Across the lines of the records below, how many have the string "Albuquerque" in them? Answer with the number alone.

* [The input]
--
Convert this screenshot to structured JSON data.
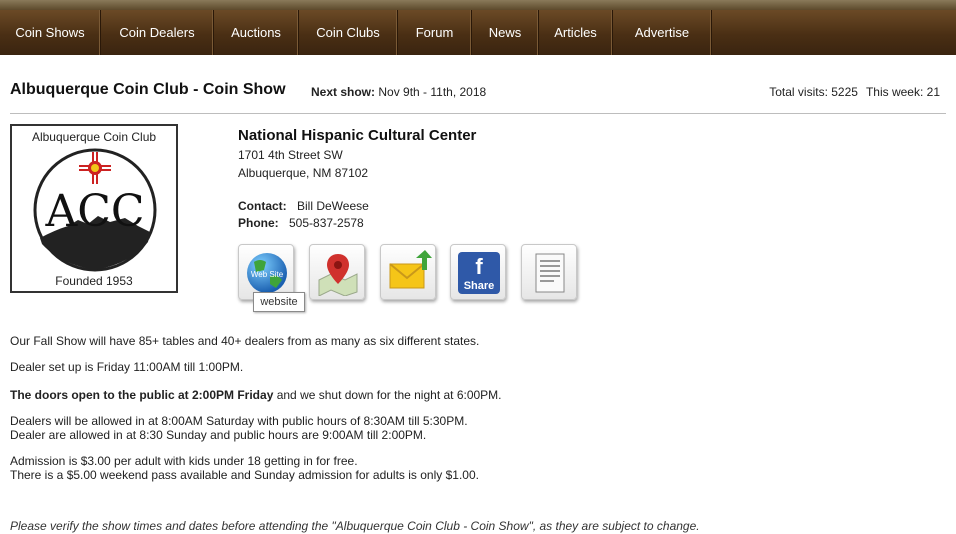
{
  "nav": [
    {
      "label": "Coin Shows"
    },
    {
      "label": "Coin Dealers"
    },
    {
      "label": "Auctions"
    },
    {
      "label": "Coin Clubs"
    },
    {
      "label": "Forum"
    },
    {
      "label": "News"
    },
    {
      "label": "Articles"
    },
    {
      "label": "Advertise"
    }
  ],
  "show": {
    "title": "Albuquerque Coin Club - Coin Show",
    "next_label": "Next show:",
    "next_dates": "Nov 9th - 11th, 2018",
    "total_visits": "Total visits: 5225",
    "this_week": "This week: 21"
  },
  "logo": {
    "top_text": "Albuquerque Coin Club",
    "initials": "ACC",
    "bottom_text": "Founded 1953"
  },
  "venue": {
    "name": "National Hispanic Cultural Center",
    "address1": "1701 4th Street SW",
    "address2": "Albuquerque, NM 87102",
    "contact_label": "Contact:",
    "contact_value": "Bill DeWeese",
    "phone_label": "Phone:",
    "phone_value": "505-837-2578"
  },
  "actions": {
    "website_text": "Web Site",
    "share_text": "Share",
    "tooltip": "website"
  },
  "icons": [
    "globe-icon",
    "map-pin-icon",
    "email-icon",
    "facebook-icon",
    "document-icon"
  ],
  "description": {
    "p1": "Our Fall Show will have 85+ tables and 40+ dealers from as many as six different states.",
    "p2": "Dealer set up is Friday 11:00AM till 1:00PM.",
    "p3_bold": "The doors open to the public at 2:00PM Friday",
    "p3_rest": " and we shut down for the night at 6:00PM.",
    "p4_line1": "Dealers will be allowed in at 8:00AM Saturday with public hours of 8:30AM till 5:30PM.",
    "p4_line2": "Dealer are allowed in at 8:30 Sunday and public hours are 9:00AM till 2:00PM.",
    "p5_line1": "Admission is $3.00 per adult with kids under 18 getting in for free.",
    "p5_line2": "There is a $5.00 weekend pass available and Sunday admission for adults is only $1.00.",
    "note": "Please verify the show times and dates before attending the \"Albuquerque Coin Club - Coin Show\", as they are subject to change."
  },
  "colors": {
    "nav_bg": "#4a2f14",
    "nav_text": "#ffffff",
    "accent_red": "#cc2222",
    "facebook_blue": "#2f59a8"
  }
}
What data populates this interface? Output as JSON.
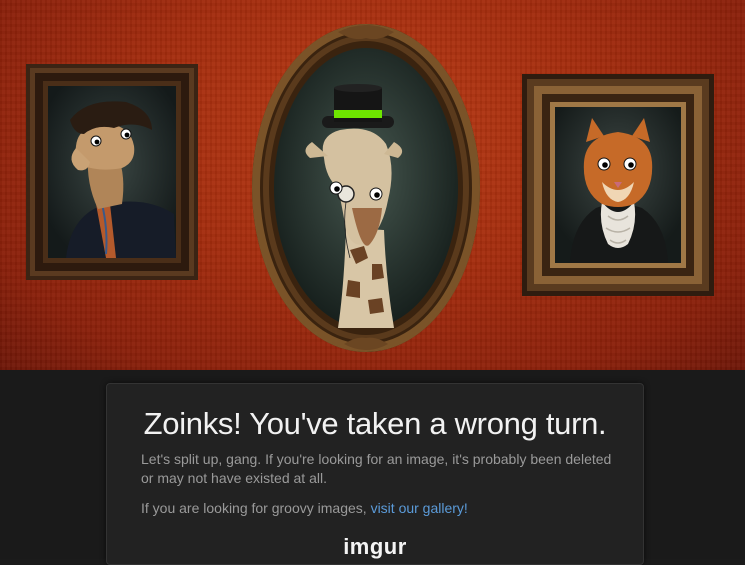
{
  "hero": {
    "portraits": [
      {
        "subject": "horse-portrait"
      },
      {
        "subject": "giraffe-portrait"
      },
      {
        "subject": "cat-portrait"
      }
    ]
  },
  "message": {
    "title": "Zoinks! You've taken a wrong turn.",
    "line1": "Let's split up, gang. If you're looking for an image, it's probably been deleted or may not have existed at all.",
    "line2_prefix": "If you are looking for groovy images, ",
    "line2_link": "visit our gallery!",
    "logo": "imgur"
  },
  "colors": {
    "wall": "#a42c0d",
    "background": "#1a1a1a",
    "link": "#5b9bd9",
    "hat_band": "#6ee600"
  }
}
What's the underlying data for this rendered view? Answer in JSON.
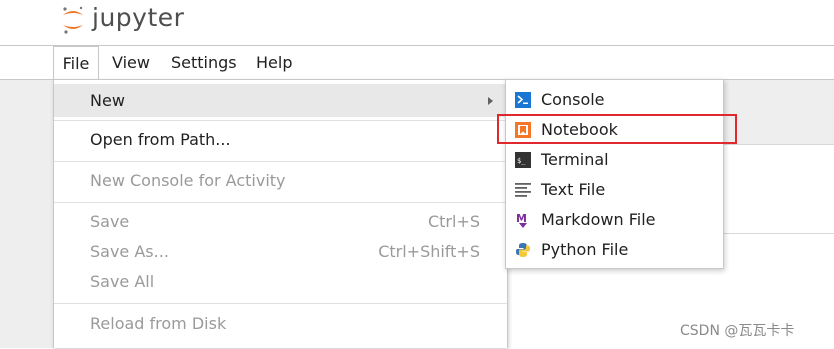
{
  "app": {
    "logo_text": "jupyter"
  },
  "menubar": {
    "items": [
      {
        "label": "File"
      },
      {
        "label": "View"
      },
      {
        "label": "Settings"
      },
      {
        "label": "Help"
      }
    ]
  },
  "file_menu": {
    "new": {
      "label": "New"
    },
    "open_from_path": {
      "label": "Open from Path..."
    },
    "new_console_for_activity": {
      "label": "New Console for Activity"
    },
    "save": {
      "label": "Save",
      "shortcut": "Ctrl+S"
    },
    "save_as": {
      "label": "Save As...",
      "shortcut": "Ctrl+Shift+S"
    },
    "save_all": {
      "label": "Save All"
    },
    "reload_from_disk": {
      "label": "Reload from Disk"
    }
  },
  "new_submenu": {
    "items": [
      {
        "label": "Console",
        "icon": "console-icon"
      },
      {
        "label": "Notebook",
        "icon": "notebook-icon"
      },
      {
        "label": "Terminal",
        "icon": "terminal-icon"
      },
      {
        "label": "Text File",
        "icon": "text-file-icon"
      },
      {
        "label": "Markdown File",
        "icon": "markdown-icon"
      },
      {
        "label": "Python File",
        "icon": "python-icon"
      }
    ]
  },
  "colors": {
    "accent_highlight": "#e0292e",
    "jupyter_orange": "#f37726",
    "console_blue": "#1976d2",
    "markdown_purple": "#7b2d9a"
  },
  "watermark": "CSDN @瓦瓦卡卡"
}
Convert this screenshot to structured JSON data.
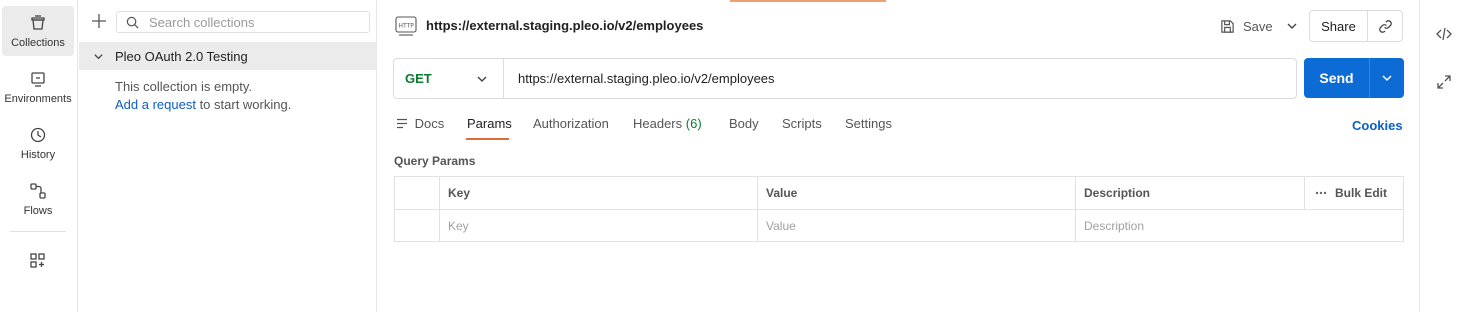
{
  "rail": {
    "items": [
      {
        "label": "Collections",
        "icon": "collections-icon"
      },
      {
        "label": "Environments",
        "icon": "environments-icon"
      },
      {
        "label": "History",
        "icon": "history-icon"
      },
      {
        "label": "Flows",
        "icon": "flows-icon"
      }
    ],
    "apps_icon": "apps-grid-icon"
  },
  "sidebar": {
    "search_placeholder": "Search collections",
    "collection_name": "Pleo OAuth 2.0 Testing",
    "empty_text": "This collection is empty.",
    "add_request_link": "Add a request",
    "add_request_suffix": " to start working."
  },
  "request": {
    "title": "https://external.staging.pleo.io/v2/employees",
    "method": "GET",
    "url": "https://external.staging.pleo.io/v2/employees",
    "save_label": "Save",
    "share_label": "Share",
    "send_label": "Send"
  },
  "tabs": {
    "docs": "Docs",
    "params": "Params",
    "authorization": "Authorization",
    "headers": "Headers",
    "headers_count": "(6)",
    "body": "Body",
    "scripts": "Scripts",
    "settings": "Settings",
    "cookies": "Cookies"
  },
  "params": {
    "title": "Query Params",
    "columns": {
      "key": "Key",
      "value": "Value",
      "description": "Description",
      "bulk_edit": "Bulk Edit"
    },
    "placeholders": {
      "key": "Key",
      "value": "Value",
      "description": "Description"
    }
  },
  "colors": {
    "accent": "#e06a38",
    "send": "#0d6bd6",
    "get_method": "#0a7b2f",
    "link": "#0b5fc7"
  }
}
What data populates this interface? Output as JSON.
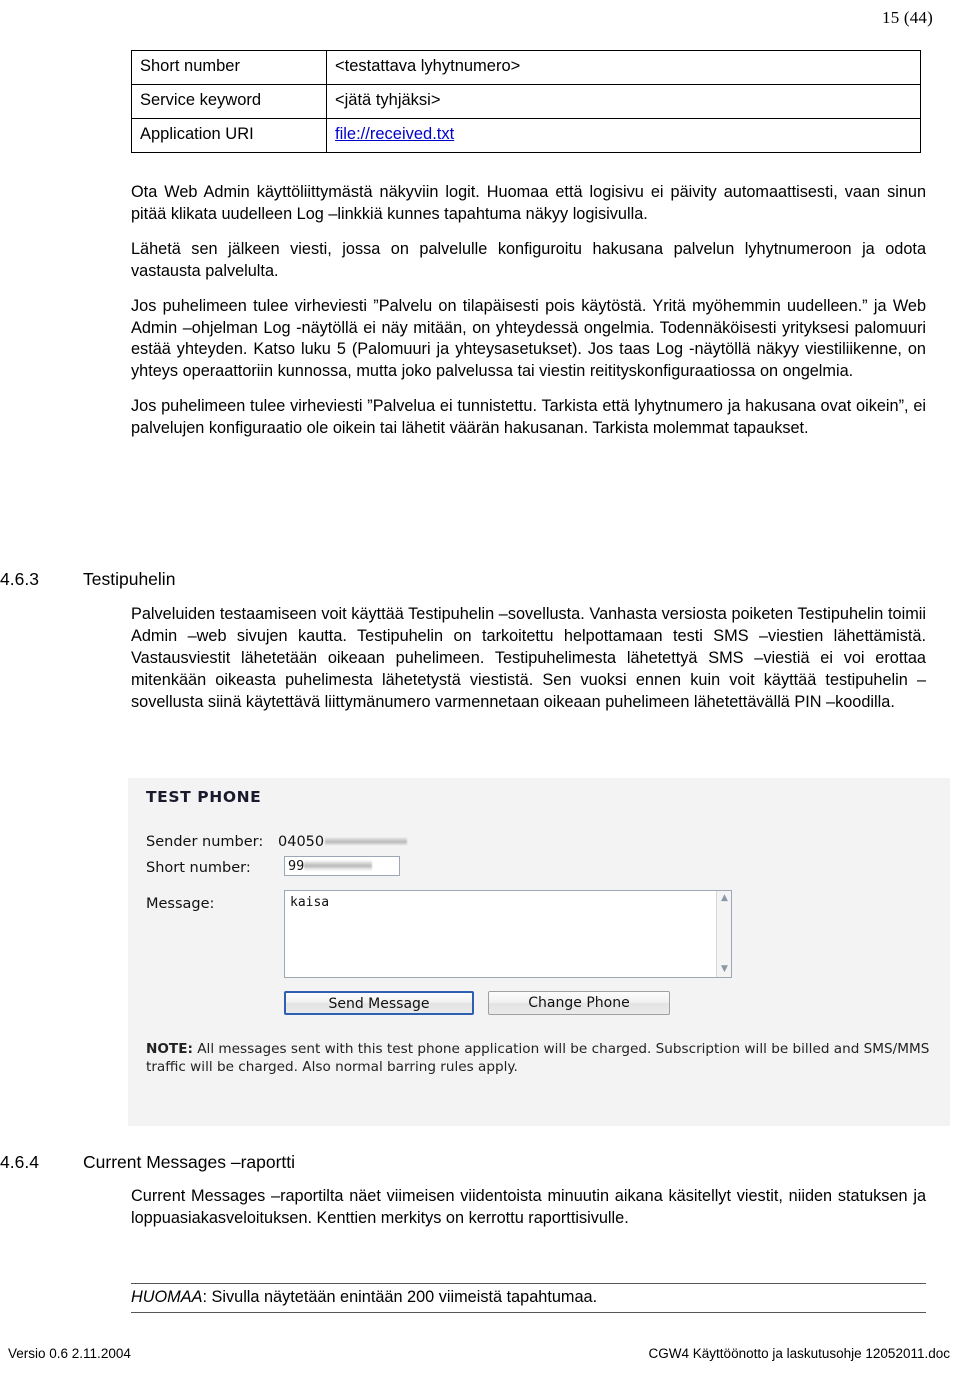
{
  "header": {
    "page_number": "15 (44)"
  },
  "param_table": {
    "rows": [
      {
        "key": "Short number",
        "value": "<testattava lyhytnumero>",
        "is_link": false
      },
      {
        "key": "Service keyword",
        "value": "<jätä tyhjäksi>",
        "is_link": false
      },
      {
        "key": "Application URI",
        "value": "file://received.txt",
        "is_link": true
      }
    ]
  },
  "body": {
    "paragraphs": [
      "Ota Web Admin käyttöliittymästä näkyviin logit. Huomaa että logisivu ei päivity automaattisesti, vaan sinun pitää klikata uudelleen Log –linkkiä kunnes tapahtuma näkyy logisivulla.",
      "Lähetä sen jälkeen viesti, jossa on palvelulle konfiguroitu hakusana palvelun lyhytnumeroon ja odota vastausta palvelulta.",
      "Jos puhelimeen tulee virheviesti ”Palvelu on tilapäisesti pois käytöstä. Yritä myöhemmin uudelleen.” ja Web Admin –ohjelman Log -näytöllä ei näy mitään, on yhteydessä ongelmia. Todennäköisesti yrityksesi palomuuri estää yhteyden. Katso luku 5 (Palomuuri ja yhteysasetukset). Jos taas Log -näytöllä näkyy viestiliikenne,  on yhteys operaattoriin kunnossa, mutta joko palvelussa tai viestin reitityskonfiguraatiossa on ongelmia.",
      "Jos puhelimeen tulee virheviesti ”Palvelua ei tunnistettu. Tarkista että lyhytnumero ja hakusana ovat oikein”, ei palvelujen konfiguraatio ole oikein tai lähetit väärän hakusanan. Tarkista molemmat tapaukset."
    ]
  },
  "section_463": {
    "number": "4.6.3",
    "title": "Testipuhelin",
    "paragraph": "Palveluiden testaamiseen voit käyttää Testipuhelin –sovellusta. Vanhasta versiosta poiketen Testipuhelin toimii Admin –web sivujen kautta. Testipuhelin on tarkoitettu helpottamaan testi SMS –viestien lähettämistä. Vastausviestit lähetetään oikeaan puhelimeen. Testipuhelimesta lähetettyä SMS –viestiä ei voi erottaa mitenkään oikeasta puhelimesta lähetetystä viestistä. Sen vuoksi ennen kuin voit käyttää testipuhelin –sovellusta siinä käytettävä liittymänumero varmennetaan oikeaan puhelimeen lähetettävällä PIN –koodilla."
  },
  "test_phone": {
    "title": "TEST PHONE",
    "sender_label": "Sender number:",
    "sender_value": "04050",
    "short_label": "Short number:",
    "short_value": "99",
    "message_label": "Message:",
    "message_value": "kaisa",
    "send_button": "Send Message",
    "change_button": "Change Phone",
    "note_prefix": "NOTE:",
    "note_text": " All messages sent with this test phone application will be charged. Subscription will be billed and SMS/MMS traffic will be charged. Also normal barring rules apply.",
    "scroll_up_icon": "▲",
    "scroll_down_icon": "▼",
    "focus_color": "#2f5fb0"
  },
  "section_464": {
    "number": "4.6.4",
    "title": "Current Messages –raportti",
    "paragraph": "Current Messages –raportilta näet viimeisen viidentoista minuutin aikana käsitellyt viestit, niiden statuksen ja  loppuasiakasveloituksen. Kenttien merkitys on kerrottu raporttisivulle."
  },
  "callout": {
    "tag": "HUOMAA",
    "text": ": Sivulla näytetään enintään 200 viimeistä tapahtumaa."
  },
  "footer": {
    "left": "Versio 0.6 2.11.2004",
    "right": "CGW4 Käyttöönotto ja laskutusohje 12052011.doc"
  }
}
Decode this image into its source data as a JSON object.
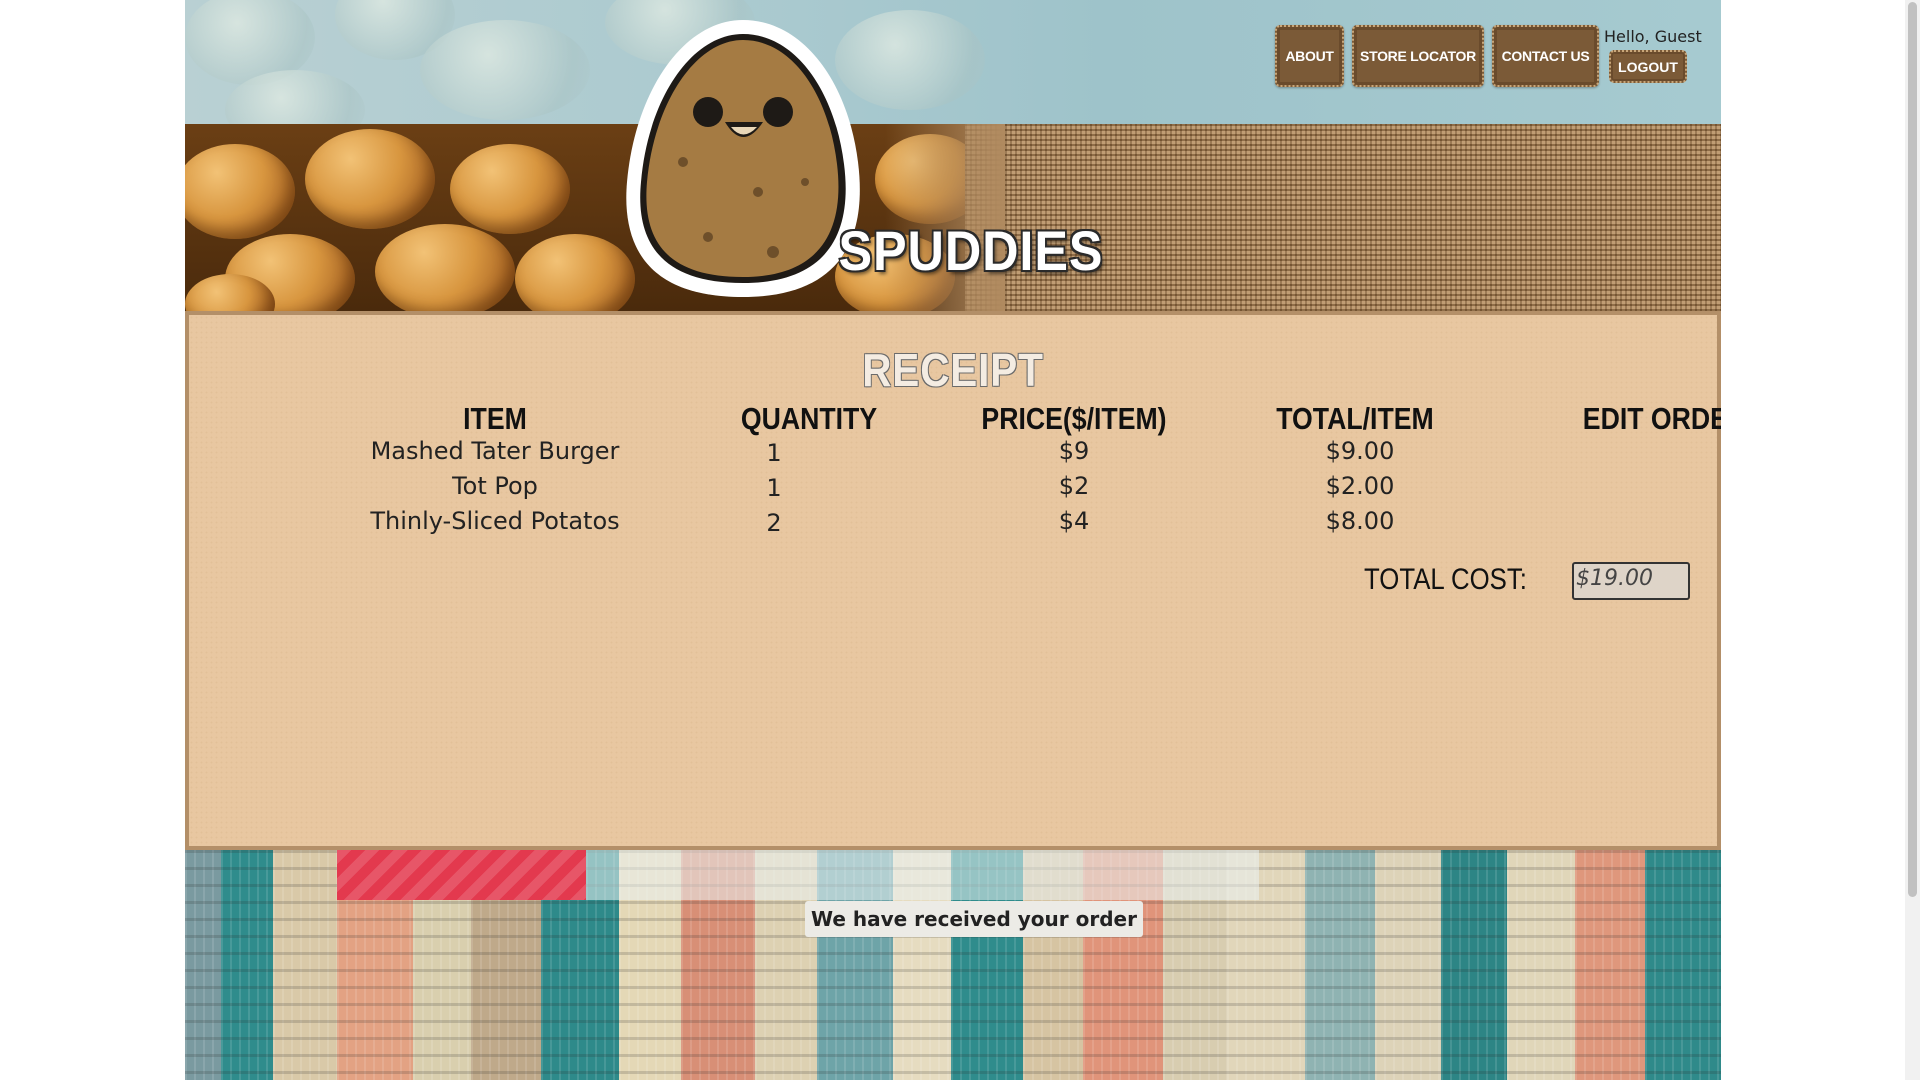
{
  "header": {
    "site_title": "SPUDDIES",
    "nav": [
      {
        "label": "ABOUT"
      },
      {
        "label": "STORE LOCATOR"
      },
      {
        "label": "CONTACT US"
      }
    ],
    "greeting": "Hello, Guest",
    "logout_label": "LOGOUT"
  },
  "receipt": {
    "title": "RECEIPT",
    "columns": [
      "ITEM",
      "QUANTITY",
      "PRICE($/ITEM)",
      "TOTAL/ITEM",
      "EDIT ORDER"
    ],
    "rows": [
      {
        "item": "Mashed Tater Burger",
        "quantity": "1",
        "price": "$9",
        "total": "$9.00"
      },
      {
        "item": "Tot Pop",
        "quantity": "1",
        "price": "$2",
        "total": "$2.00"
      },
      {
        "item": "Thinly-Sliced Potatos",
        "quantity": "2",
        "price": "$4",
        "total": "$8.00"
      }
    ],
    "total_label": "TOTAL COST:",
    "total_value": "$19.00"
  },
  "footer": {
    "order_progress": 0.27,
    "status_message": "We have received your order"
  },
  "colors": {
    "button_brown": "#7b5a37",
    "panel_tan": "#e8c7a1",
    "progress_red": "#e3394e"
  }
}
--
* [Task answer] 4